• _Stored items from a collection_:

=-=-=

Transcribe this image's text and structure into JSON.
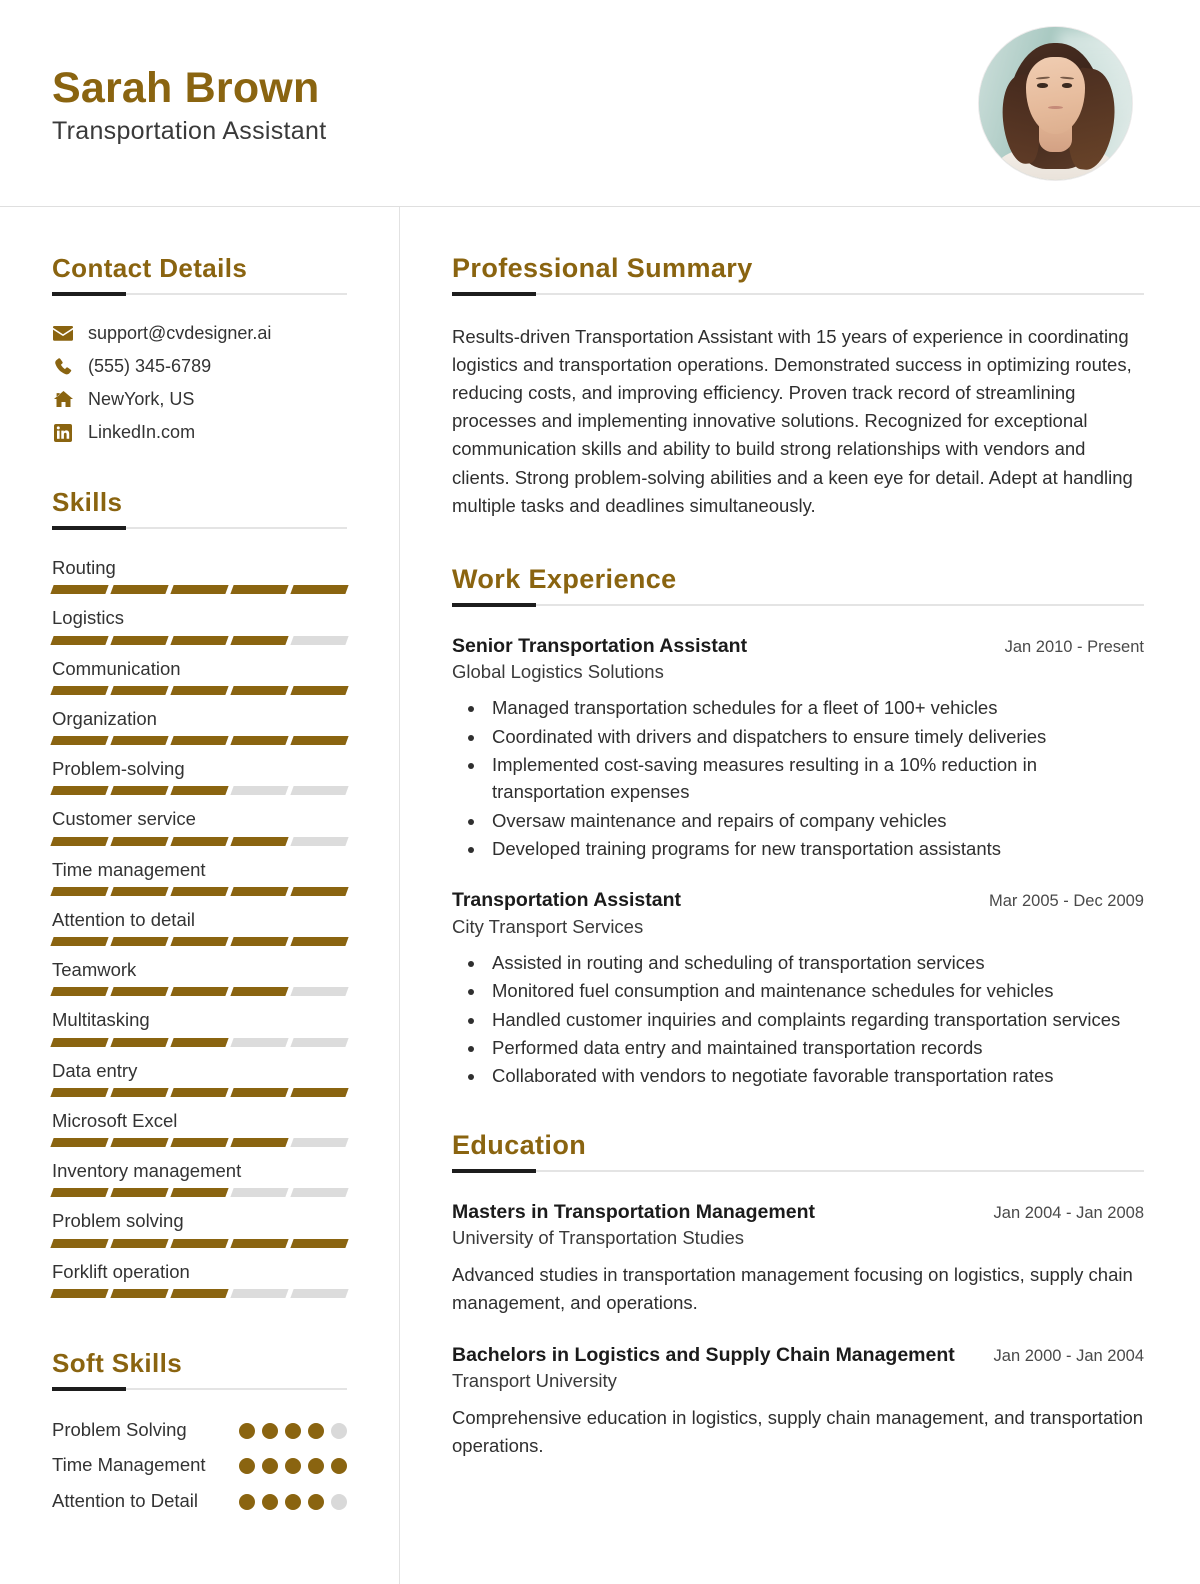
{
  "header": {
    "full_name": "Sarah Brown",
    "job_title": "Transportation Assistant",
    "avatar_alt": "profile-photo"
  },
  "theme": {
    "accent": "#8a6410",
    "accent_dark": "#1d1d1d",
    "muted": "#dcdcdc",
    "text": "#2f2f2f"
  },
  "sidebar": {
    "contact": {
      "title": "Contact Details",
      "items": [
        {
          "icon": "envelope-icon",
          "value": "support@cvdesigner.ai"
        },
        {
          "icon": "phone-icon",
          "value": "(555) 345-6789"
        },
        {
          "icon": "home-icon",
          "value": "NewYork, US"
        },
        {
          "icon": "linkedin-icon",
          "value": "LinkedIn.com"
        }
      ]
    },
    "skills": {
      "title": "Skills",
      "max": 5,
      "items": [
        {
          "name": "Routing",
          "level": 5
        },
        {
          "name": "Logistics",
          "level": 4
        },
        {
          "name": "Communication",
          "level": 5
        },
        {
          "name": "Organization",
          "level": 5
        },
        {
          "name": "Problem-solving",
          "level": 3
        },
        {
          "name": "Customer service",
          "level": 4
        },
        {
          "name": "Time management",
          "level": 5
        },
        {
          "name": "Attention to detail",
          "level": 5
        },
        {
          "name": "Teamwork",
          "level": 4
        },
        {
          "name": "Multitasking",
          "level": 3
        },
        {
          "name": "Data entry",
          "level": 5
        },
        {
          "name": "Microsoft Excel",
          "level": 4
        },
        {
          "name": "Inventory management",
          "level": 3
        },
        {
          "name": "Problem solving",
          "level": 5
        },
        {
          "name": "Forklift operation",
          "level": 3
        }
      ]
    },
    "soft_skills": {
      "title": "Soft Skills",
      "max": 5,
      "items": [
        {
          "name": "Problem Solving",
          "level": 4
        },
        {
          "name": "Time Management",
          "level": 5
        },
        {
          "name": "Attention to Detail",
          "level": 4
        }
      ]
    }
  },
  "main": {
    "summary": {
      "title": "Professional Summary",
      "text": "Results-driven Transportation Assistant with 15 years of experience in coordinating logistics and transportation operations. Demonstrated success in optimizing routes, reducing costs, and improving efficiency. Proven track record of streamlining processes and implementing innovative solutions. Recognized for exceptional communication skills and ability to build strong relationships with vendors and clients. Strong problem-solving abilities and a keen eye for detail. Adept at handling multiple tasks and deadlines simultaneously."
    },
    "work": {
      "title": "Work Experience",
      "entries": [
        {
          "position": "Senior Transportation Assistant",
          "company": "Global Logistics Solutions",
          "date": "Jan 2010 - Present",
          "bullets": [
            "Managed transportation schedules for a fleet of 100+ vehicles",
            "Coordinated with drivers and dispatchers to ensure timely deliveries",
            "Implemented cost-saving measures resulting in a 10% reduction in transportation expenses",
            "Oversaw maintenance and repairs of company vehicles",
            "Developed training programs for new transportation assistants"
          ]
        },
        {
          "position": "Transportation Assistant",
          "company": "City Transport Services",
          "date": "Mar 2005 - Dec 2009",
          "bullets": [
            "Assisted in routing and scheduling of transportation services",
            "Monitored fuel consumption and maintenance schedules for vehicles",
            "Handled customer inquiries and complaints regarding transportation services",
            "Performed data entry and maintained transportation records",
            "Collaborated with vendors to negotiate favorable transportation rates"
          ]
        }
      ]
    },
    "education": {
      "title": "Education",
      "entries": [
        {
          "degree": "Masters in Transportation Management",
          "school": "University of Transportation Studies",
          "date": "Jan 2004 - Jan 2008",
          "description": "Advanced studies in transportation management focusing on logistics, supply chain management, and operations."
        },
        {
          "degree": "Bachelors in Logistics and Supply Chain Management",
          "school": "Transport University",
          "date": "Jan 2000 - Jan 2004",
          "description": "Comprehensive education in logistics, supply chain management, and transportation operations."
        }
      ]
    }
  }
}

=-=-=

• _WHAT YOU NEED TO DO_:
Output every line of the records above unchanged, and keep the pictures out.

• _EXERCISE RESULT_:
Transcribe this image's text and structure into JSON.
{
  "header": {
    "full_name": "Sarah Brown",
    "job_title": "Transportation Assistant",
    "avatar_alt": "profile-photo"
  },
  "theme": {
    "accent": "#8a6410",
    "accent_dark": "#1d1d1d",
    "muted": "#dcdcdc",
    "text": "#2f2f2f"
  },
  "sidebar": {
    "contact": {
      "title": "Contact Details",
      "items": [
        {
          "icon": "envelope-icon",
          "value": "support@cvdesigner.ai"
        },
        {
          "icon": "phone-icon",
          "value": "(555) 345-6789"
        },
        {
          "icon": "home-icon",
          "value": "NewYork, US"
        },
        {
          "icon": "linkedin-icon",
          "value": "LinkedIn.com"
        }
      ]
    },
    "skills": {
      "title": "Skills",
      "max": 5,
      "items": [
        {
          "name": "Routing",
          "level": 5
        },
        {
          "name": "Logistics",
          "level": 4
        },
        {
          "name": "Communication",
          "level": 5
        },
        {
          "name": "Organization",
          "level": 5
        },
        {
          "name": "Problem-solving",
          "level": 3
        },
        {
          "name": "Customer service",
          "level": 4
        },
        {
          "name": "Time management",
          "level": 5
        },
        {
          "name": "Attention to detail",
          "level": 5
        },
        {
          "name": "Teamwork",
          "level": 4
        },
        {
          "name": "Multitasking",
          "level": 3
        },
        {
          "name": "Data entry",
          "level": 5
        },
        {
          "name": "Microsoft Excel",
          "level": 4
        },
        {
          "name": "Inventory management",
          "level": 3
        },
        {
          "name": "Problem solving",
          "level": 5
        },
        {
          "name": "Forklift operation",
          "level": 3
        }
      ]
    },
    "soft_skills": {
      "title": "Soft Skills",
      "max": 5,
      "items": [
        {
          "name": "Problem Solving",
          "level": 4
        },
        {
          "name": "Time Management",
          "level": 5
        },
        {
          "name": "Attention to Detail",
          "level": 4
        }
      ]
    }
  },
  "main": {
    "summary": {
      "title": "Professional Summary",
      "text": "Results-driven Transportation Assistant with 15 years of experience in coordinating logistics and transportation operations. Demonstrated success in optimizing routes, reducing costs, and improving efficiency. Proven track record of streamlining processes and implementing innovative solutions. Recognized for exceptional communication skills and ability to build strong relationships with vendors and clients. Strong problem-solving abilities and a keen eye for detail. Adept at handling multiple tasks and deadlines simultaneously."
    },
    "work": {
      "title": "Work Experience",
      "entries": [
        {
          "position": "Senior Transportation Assistant",
          "company": "Global Logistics Solutions",
          "date": "Jan 2010 - Present",
          "bullets": [
            "Managed transportation schedules for a fleet of 100+ vehicles",
            "Coordinated with drivers and dispatchers to ensure timely deliveries",
            "Implemented cost-saving measures resulting in a 10% reduction in transportation expenses",
            "Oversaw maintenance and repairs of company vehicles",
            "Developed training programs for new transportation assistants"
          ]
        },
        {
          "position": "Transportation Assistant",
          "company": "City Transport Services",
          "date": "Mar 2005 - Dec 2009",
          "bullets": [
            "Assisted in routing and scheduling of transportation services",
            "Monitored fuel consumption and maintenance schedules for vehicles",
            "Handled customer inquiries and complaints regarding transportation services",
            "Performed data entry and maintained transportation records",
            "Collaborated with vendors to negotiate favorable transportation rates"
          ]
        }
      ]
    },
    "education": {
      "title": "Education",
      "entries": [
        {
          "degree": "Masters in Transportation Management",
          "school": "University of Transportation Studies",
          "date": "Jan 2004 - Jan 2008",
          "description": "Advanced studies in transportation management focusing on logistics, supply chain management, and operations."
        },
        {
          "degree": "Bachelors in Logistics and Supply Chain Management",
          "school": "Transport University",
          "date": "Jan 2000 - Jan 2004",
          "description": "Comprehensive education in logistics, supply chain management, and transportation operations."
        }
      ]
    }
  }
}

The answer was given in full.